Description of the task: Find the lines of the material below that include the string "title", then copy each one.

□ □ □

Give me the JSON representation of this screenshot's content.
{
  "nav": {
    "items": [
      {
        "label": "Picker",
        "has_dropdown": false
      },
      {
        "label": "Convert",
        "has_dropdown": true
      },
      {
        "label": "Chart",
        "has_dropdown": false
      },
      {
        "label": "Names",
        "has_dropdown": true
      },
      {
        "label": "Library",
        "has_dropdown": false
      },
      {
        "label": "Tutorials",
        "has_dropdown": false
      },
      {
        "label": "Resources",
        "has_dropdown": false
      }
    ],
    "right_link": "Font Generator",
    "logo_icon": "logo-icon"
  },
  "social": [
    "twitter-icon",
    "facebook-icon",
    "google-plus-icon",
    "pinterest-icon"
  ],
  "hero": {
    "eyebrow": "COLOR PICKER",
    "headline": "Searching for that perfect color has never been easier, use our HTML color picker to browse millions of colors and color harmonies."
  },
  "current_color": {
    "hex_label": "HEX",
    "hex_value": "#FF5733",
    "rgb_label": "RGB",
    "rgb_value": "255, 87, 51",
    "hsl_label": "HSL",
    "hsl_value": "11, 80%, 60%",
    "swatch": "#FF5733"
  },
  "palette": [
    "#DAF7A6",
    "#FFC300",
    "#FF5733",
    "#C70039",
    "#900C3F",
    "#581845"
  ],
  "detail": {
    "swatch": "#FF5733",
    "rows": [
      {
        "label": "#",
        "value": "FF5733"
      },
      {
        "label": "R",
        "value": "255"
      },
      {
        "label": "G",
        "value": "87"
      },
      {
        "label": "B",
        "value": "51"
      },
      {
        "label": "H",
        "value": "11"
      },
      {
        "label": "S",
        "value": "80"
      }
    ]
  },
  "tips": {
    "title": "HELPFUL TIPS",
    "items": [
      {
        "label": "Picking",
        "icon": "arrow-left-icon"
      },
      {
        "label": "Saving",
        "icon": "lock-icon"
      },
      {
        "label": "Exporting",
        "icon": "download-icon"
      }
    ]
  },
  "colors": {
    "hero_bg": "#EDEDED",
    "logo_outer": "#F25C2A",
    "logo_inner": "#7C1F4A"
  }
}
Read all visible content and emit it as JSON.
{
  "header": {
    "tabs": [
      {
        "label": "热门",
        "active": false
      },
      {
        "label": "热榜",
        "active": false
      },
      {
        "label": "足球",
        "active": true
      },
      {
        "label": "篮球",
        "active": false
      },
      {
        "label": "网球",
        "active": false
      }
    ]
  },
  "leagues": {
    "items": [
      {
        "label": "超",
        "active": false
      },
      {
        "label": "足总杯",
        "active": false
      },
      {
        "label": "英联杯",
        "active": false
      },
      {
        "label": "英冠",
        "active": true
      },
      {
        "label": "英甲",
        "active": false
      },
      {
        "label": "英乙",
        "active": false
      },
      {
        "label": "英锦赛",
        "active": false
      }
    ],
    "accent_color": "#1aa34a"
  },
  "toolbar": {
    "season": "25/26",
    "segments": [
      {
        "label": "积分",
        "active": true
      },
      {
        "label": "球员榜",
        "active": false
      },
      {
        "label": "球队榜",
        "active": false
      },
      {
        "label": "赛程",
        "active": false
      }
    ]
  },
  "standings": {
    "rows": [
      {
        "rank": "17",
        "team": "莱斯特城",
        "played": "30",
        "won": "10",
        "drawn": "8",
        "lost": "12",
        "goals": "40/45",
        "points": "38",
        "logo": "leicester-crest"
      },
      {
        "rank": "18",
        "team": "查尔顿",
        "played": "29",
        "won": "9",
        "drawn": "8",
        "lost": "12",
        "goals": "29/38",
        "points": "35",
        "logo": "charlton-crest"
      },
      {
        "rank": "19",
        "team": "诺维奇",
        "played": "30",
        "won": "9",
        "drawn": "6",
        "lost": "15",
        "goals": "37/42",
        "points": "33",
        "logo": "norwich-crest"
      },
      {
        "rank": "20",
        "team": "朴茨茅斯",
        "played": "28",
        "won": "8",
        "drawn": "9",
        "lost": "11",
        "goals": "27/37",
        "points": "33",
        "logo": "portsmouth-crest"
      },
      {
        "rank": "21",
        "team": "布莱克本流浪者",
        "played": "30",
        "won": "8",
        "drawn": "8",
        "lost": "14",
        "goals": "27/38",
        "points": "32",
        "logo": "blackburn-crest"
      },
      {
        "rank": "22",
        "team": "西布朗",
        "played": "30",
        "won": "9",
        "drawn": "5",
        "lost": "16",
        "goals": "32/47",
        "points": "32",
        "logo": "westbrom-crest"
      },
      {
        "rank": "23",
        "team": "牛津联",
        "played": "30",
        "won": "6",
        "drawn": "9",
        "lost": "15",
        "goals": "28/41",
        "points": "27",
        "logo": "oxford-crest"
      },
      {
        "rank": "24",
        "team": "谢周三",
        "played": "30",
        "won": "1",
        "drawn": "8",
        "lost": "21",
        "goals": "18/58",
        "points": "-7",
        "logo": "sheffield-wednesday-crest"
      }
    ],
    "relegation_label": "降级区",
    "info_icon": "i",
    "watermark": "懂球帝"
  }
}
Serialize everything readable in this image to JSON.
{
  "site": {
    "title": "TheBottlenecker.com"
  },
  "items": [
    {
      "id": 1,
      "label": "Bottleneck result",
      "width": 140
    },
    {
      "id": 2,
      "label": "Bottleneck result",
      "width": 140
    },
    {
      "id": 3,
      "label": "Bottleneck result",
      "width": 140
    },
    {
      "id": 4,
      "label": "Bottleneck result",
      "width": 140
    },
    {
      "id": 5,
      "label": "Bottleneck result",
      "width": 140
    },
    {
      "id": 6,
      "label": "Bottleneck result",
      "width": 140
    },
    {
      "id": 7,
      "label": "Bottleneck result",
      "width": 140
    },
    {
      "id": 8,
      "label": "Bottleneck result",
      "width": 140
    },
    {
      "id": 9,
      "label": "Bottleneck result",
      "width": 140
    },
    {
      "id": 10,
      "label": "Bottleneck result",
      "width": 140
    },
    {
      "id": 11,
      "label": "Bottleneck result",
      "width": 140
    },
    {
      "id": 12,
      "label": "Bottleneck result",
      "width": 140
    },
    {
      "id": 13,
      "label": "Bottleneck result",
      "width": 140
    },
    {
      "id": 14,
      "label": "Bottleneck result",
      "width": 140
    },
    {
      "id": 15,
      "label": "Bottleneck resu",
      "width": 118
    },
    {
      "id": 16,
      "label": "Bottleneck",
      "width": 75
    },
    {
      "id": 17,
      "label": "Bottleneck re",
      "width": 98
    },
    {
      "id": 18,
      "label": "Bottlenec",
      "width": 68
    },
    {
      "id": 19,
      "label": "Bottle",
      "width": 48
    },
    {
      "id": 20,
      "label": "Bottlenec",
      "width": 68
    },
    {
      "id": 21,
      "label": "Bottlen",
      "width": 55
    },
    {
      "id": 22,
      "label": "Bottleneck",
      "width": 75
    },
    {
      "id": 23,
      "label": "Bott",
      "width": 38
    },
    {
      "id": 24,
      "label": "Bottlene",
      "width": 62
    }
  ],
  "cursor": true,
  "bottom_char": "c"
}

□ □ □

Written solution:
    "title": "HELPFUL TIPS",
    "title": "TheBottlenecker.com"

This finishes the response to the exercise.